======== Extracted records
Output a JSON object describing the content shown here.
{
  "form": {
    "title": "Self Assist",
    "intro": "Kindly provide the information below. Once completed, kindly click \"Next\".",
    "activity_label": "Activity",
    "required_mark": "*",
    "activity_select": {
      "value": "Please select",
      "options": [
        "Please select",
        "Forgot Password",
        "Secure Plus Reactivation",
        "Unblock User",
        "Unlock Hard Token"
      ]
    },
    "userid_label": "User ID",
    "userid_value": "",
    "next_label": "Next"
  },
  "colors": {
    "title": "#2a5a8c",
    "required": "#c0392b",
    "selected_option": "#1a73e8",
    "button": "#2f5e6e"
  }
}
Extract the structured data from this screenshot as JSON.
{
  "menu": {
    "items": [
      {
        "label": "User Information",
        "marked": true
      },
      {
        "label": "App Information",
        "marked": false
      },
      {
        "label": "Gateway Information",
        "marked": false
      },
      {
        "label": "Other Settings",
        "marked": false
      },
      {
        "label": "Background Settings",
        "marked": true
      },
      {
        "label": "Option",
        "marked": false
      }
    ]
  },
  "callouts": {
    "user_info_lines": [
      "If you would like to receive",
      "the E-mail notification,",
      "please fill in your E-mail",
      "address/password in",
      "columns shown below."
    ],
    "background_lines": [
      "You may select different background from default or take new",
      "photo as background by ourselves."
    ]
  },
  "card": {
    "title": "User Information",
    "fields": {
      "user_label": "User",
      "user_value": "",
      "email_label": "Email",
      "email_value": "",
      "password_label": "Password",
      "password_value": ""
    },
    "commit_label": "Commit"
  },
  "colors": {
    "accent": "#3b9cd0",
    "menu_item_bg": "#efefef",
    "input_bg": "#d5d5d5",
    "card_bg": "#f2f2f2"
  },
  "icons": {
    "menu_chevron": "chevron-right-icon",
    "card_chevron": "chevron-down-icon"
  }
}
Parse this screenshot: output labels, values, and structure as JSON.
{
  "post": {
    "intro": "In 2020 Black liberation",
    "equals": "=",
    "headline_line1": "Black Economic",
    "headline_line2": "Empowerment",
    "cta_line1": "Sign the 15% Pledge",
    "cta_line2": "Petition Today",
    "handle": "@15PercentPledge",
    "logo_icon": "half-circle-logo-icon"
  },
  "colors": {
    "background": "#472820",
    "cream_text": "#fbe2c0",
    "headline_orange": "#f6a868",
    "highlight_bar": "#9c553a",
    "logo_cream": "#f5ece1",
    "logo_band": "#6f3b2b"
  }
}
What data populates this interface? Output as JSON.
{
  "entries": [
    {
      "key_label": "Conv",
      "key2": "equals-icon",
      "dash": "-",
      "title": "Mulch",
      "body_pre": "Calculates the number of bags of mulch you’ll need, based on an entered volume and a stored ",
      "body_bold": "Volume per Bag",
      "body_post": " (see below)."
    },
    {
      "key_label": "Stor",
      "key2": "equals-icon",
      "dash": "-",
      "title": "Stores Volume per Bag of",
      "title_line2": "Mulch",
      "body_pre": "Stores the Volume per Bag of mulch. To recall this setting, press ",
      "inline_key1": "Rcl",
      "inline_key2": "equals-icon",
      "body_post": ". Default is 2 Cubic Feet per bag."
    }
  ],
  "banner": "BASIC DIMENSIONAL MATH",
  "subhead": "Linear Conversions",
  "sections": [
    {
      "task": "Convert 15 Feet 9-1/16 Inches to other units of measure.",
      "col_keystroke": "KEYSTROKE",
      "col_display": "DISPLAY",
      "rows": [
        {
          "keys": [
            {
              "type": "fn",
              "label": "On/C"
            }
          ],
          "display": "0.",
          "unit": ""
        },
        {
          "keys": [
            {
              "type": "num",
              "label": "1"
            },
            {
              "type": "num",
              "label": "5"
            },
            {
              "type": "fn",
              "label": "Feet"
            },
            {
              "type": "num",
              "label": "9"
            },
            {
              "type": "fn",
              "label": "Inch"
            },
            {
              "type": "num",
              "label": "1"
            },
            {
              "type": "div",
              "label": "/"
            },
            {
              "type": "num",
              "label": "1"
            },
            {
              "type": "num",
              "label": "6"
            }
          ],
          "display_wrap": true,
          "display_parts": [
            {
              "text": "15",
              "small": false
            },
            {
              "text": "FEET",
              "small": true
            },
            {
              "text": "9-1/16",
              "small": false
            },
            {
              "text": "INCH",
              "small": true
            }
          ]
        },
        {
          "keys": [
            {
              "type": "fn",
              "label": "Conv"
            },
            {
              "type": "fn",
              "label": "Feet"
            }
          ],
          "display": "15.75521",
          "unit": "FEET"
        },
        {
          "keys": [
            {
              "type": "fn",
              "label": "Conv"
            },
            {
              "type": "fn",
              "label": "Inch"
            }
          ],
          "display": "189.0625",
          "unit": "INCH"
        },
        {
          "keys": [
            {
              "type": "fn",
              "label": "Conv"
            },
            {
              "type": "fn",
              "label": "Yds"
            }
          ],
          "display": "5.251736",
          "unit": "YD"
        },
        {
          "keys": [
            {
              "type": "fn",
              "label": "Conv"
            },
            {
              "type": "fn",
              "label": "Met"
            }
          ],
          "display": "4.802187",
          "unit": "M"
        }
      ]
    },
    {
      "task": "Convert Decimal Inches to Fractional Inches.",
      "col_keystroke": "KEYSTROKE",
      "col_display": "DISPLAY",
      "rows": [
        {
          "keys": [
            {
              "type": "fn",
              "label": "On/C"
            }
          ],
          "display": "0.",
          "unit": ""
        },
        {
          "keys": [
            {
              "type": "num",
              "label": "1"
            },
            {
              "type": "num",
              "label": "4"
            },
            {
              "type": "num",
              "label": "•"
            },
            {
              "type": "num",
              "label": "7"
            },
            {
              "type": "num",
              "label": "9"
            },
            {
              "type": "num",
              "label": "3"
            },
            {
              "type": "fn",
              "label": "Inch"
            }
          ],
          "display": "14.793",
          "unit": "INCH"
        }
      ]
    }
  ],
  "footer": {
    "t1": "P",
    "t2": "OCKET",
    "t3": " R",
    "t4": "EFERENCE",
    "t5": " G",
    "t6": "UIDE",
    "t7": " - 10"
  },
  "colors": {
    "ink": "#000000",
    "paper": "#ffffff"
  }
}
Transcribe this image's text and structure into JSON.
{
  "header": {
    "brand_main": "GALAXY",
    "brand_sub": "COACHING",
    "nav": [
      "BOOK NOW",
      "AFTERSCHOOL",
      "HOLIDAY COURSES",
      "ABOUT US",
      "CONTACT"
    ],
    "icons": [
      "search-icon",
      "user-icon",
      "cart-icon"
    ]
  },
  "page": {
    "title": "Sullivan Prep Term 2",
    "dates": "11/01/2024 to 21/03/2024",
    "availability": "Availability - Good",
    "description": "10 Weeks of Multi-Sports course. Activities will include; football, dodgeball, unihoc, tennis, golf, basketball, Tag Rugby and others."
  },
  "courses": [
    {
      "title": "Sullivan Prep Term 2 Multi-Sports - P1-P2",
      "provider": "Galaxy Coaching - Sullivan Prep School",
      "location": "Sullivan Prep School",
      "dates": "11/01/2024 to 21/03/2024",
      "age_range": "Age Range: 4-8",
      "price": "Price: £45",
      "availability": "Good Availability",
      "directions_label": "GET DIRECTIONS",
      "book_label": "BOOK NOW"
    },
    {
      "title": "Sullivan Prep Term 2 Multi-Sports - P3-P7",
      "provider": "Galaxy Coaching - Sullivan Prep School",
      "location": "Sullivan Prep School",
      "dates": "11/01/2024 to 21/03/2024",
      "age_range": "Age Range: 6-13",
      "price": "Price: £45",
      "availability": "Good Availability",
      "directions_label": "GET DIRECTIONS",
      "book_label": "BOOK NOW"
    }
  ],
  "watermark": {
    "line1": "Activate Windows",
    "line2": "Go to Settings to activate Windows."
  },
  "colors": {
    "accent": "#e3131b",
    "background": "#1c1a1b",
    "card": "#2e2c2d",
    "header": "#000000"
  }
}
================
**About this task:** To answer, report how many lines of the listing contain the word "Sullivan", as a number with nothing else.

**Answer space:** 7